./webscan -dir=/opt/https -regex="eval\\(|cmd|exec\\(" -size=5 -raw_contents=true -exts=php|jsp

Building the project

If you decide to modify the source code, you can build the project using the following commands:

cd <path-to-project>
## Windows
GOOS=windows GOARCH=386 go build -o webscan_windows.exe main.go
## Linux
GOOS=linux GOARCH=386 go build -o webscan_linux main.go
## Darwin
GOOS=darwin GOARCH=386 go build -o webscan_darwin main.go

 

Also Read: What is Security Information and Event Management (SIEM) Tool?

BackdoorMan

Description

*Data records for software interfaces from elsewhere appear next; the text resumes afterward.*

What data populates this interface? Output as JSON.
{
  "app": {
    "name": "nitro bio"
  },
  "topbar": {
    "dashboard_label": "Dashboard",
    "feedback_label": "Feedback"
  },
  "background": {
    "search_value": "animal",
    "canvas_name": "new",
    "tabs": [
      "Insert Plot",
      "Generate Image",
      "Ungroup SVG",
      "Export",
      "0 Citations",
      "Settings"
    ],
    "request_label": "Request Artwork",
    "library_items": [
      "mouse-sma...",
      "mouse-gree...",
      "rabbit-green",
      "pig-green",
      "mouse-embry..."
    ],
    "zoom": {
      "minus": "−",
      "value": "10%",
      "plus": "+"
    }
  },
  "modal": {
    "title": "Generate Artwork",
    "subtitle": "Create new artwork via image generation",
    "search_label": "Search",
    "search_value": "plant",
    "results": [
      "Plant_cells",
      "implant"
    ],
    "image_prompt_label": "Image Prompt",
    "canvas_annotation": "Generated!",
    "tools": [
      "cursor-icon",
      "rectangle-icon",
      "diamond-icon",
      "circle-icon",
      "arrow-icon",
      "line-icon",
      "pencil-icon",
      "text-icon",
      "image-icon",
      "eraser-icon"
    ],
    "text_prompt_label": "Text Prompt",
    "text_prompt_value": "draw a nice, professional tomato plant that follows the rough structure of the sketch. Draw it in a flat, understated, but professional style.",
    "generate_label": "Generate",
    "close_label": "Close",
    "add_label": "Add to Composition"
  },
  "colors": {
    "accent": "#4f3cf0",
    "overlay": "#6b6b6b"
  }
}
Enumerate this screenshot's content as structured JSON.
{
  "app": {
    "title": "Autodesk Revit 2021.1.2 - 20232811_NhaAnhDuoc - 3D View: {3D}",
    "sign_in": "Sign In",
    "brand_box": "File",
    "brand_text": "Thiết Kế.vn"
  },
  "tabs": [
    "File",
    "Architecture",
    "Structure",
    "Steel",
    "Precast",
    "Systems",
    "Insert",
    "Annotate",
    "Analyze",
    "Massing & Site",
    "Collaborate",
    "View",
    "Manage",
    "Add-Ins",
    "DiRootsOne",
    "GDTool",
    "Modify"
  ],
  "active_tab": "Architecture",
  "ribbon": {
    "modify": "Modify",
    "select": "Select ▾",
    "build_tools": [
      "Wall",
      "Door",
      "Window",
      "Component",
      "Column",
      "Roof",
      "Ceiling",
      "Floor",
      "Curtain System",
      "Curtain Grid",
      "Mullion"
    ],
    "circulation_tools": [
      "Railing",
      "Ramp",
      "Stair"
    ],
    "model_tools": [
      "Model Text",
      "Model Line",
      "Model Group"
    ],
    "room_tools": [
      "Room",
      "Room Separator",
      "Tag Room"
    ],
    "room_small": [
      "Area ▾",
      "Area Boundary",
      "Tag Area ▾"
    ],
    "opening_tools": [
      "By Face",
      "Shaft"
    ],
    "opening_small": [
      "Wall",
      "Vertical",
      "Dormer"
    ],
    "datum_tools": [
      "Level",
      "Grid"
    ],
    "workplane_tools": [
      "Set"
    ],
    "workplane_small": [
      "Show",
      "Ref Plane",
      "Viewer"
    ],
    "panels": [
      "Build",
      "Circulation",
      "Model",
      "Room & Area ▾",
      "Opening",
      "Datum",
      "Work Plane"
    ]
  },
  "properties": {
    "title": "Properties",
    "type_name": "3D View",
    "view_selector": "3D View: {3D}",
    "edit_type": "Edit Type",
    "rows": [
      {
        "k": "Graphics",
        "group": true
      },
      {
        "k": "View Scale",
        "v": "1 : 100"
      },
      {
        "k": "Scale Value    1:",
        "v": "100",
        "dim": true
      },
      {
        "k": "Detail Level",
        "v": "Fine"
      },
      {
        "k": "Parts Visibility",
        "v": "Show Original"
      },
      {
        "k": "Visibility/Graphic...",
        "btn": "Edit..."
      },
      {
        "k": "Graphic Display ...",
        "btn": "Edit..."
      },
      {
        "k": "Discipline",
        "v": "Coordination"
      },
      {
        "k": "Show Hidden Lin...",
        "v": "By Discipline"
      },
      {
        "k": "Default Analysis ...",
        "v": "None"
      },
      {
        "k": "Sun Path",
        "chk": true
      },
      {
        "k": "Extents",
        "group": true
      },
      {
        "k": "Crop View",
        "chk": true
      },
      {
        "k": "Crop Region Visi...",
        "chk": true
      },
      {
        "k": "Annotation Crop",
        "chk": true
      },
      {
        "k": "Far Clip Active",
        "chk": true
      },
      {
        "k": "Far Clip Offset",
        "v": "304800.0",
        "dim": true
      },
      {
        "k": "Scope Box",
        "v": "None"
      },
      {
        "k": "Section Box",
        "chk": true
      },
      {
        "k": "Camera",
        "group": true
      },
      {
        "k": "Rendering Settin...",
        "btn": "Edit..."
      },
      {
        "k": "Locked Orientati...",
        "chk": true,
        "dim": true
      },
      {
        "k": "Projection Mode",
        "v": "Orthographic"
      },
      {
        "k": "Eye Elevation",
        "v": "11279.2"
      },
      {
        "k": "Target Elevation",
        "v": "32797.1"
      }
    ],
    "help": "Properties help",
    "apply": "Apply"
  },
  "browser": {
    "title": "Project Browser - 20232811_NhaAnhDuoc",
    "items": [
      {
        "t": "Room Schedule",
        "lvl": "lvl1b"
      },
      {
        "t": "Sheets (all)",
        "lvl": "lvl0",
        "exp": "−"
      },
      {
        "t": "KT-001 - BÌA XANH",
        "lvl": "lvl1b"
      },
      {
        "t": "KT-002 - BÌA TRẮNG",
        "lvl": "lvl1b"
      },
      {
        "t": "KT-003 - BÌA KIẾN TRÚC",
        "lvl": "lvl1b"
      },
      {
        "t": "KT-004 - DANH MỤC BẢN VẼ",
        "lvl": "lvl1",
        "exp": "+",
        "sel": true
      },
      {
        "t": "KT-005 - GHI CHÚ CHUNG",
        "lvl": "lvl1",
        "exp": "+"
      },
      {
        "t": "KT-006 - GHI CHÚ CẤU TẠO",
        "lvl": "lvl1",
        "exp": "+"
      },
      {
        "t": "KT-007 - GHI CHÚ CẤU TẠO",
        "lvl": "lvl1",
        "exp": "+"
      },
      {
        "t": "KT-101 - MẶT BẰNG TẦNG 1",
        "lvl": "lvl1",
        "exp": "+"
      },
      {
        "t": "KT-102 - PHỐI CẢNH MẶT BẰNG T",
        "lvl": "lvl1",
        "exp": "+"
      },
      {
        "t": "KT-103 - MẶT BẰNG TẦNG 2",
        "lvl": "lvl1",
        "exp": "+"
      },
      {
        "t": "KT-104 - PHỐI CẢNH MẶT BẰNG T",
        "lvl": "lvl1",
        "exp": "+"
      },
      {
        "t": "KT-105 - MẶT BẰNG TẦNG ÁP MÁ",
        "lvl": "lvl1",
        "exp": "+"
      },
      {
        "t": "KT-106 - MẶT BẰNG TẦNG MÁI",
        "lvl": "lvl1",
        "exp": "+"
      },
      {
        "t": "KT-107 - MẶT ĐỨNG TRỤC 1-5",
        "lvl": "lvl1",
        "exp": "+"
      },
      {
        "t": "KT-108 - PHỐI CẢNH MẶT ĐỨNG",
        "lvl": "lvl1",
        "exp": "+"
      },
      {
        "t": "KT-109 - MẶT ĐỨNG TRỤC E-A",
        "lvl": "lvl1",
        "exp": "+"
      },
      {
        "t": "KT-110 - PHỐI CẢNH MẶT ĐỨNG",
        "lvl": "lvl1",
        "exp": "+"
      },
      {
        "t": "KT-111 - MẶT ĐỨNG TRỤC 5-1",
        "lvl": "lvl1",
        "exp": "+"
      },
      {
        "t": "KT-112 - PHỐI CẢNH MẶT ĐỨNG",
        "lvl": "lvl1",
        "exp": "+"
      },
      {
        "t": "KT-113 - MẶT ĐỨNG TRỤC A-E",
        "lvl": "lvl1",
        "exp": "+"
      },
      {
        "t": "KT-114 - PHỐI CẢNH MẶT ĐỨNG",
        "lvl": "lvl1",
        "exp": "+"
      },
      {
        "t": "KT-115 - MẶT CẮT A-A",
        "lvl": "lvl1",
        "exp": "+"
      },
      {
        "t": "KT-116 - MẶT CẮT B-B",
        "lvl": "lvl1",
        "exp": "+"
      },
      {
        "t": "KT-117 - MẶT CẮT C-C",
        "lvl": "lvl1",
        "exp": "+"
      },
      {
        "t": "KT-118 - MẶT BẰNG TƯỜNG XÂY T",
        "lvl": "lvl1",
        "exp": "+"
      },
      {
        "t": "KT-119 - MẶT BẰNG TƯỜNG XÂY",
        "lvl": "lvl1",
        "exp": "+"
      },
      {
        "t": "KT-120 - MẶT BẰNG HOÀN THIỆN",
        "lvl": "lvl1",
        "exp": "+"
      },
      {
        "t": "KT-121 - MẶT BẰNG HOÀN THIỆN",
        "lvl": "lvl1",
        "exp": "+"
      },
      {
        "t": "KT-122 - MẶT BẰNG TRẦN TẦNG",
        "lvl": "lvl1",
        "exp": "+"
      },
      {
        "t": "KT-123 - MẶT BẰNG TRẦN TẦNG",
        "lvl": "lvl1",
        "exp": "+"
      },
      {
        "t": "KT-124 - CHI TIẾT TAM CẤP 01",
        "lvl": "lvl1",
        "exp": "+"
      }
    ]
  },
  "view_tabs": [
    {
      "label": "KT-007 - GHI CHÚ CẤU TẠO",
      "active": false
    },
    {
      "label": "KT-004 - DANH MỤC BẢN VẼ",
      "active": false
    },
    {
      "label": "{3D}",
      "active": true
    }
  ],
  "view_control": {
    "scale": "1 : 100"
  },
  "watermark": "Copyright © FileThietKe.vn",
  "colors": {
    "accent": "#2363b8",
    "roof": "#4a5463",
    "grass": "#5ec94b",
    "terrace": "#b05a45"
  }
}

A Python open-source toolkit that helps you find malicious, hidden and suspicious PHP scripts and shells in a chosen destination, it automates the process of detecting the above.

Purpose

The main purpose of BackdoorMan is to help webmasters and developers to discover malicious scripts in their site files, because it is quite common for hackers to place a back-door on a site they have hacked. A back-door can give the hacker continued access to the site even if the site owners change account passwords. Back-door scripts will vary from 100s of lines of code to 1 or 2 lines of code and can be merged in hundreds of files which makes it very hard to discover it, especially if the back-door is inactive. There are common ways and tools that can be used including grep, but BackdoorMan automates all the above as described earlier and make it, even more, easier (at least I hope so).

Features

  • Shells detect by filename using a shell signature database.
  • Recognition of web back-doors.
  • Detect the use of suspicious PHP functions and activities.
  • Use of external services besides its functionalities.
  • Use of nimbusec shellray API (free online web shell detect for PHP files https://shellray.com).
    • Very high recognition performance for web shells.
    • Check suspicious PHP files online.
    • Easy, fast and reliable.
    • Classification for web shells with behavior classification.
    • Free service of nimbusec.
  • Use of VirusTotal Public API (free online service that analyzes files and facilitates the quick detection of viruses, worms, trojans and all kinds of malware), can be useful in our situation.
  • Use of UnPHP (The online PHP decoder: UnPHP is a free service for analyzing obfuscated and malicious PHP code) www.unphp.net. Very useful in our situation.
    • Eval + gzinflate + Base64.
    • Recursive De-Obfuscating.
    • Custom Function and Regex Support.

That’s it for this article and if you have any questions do comment down below.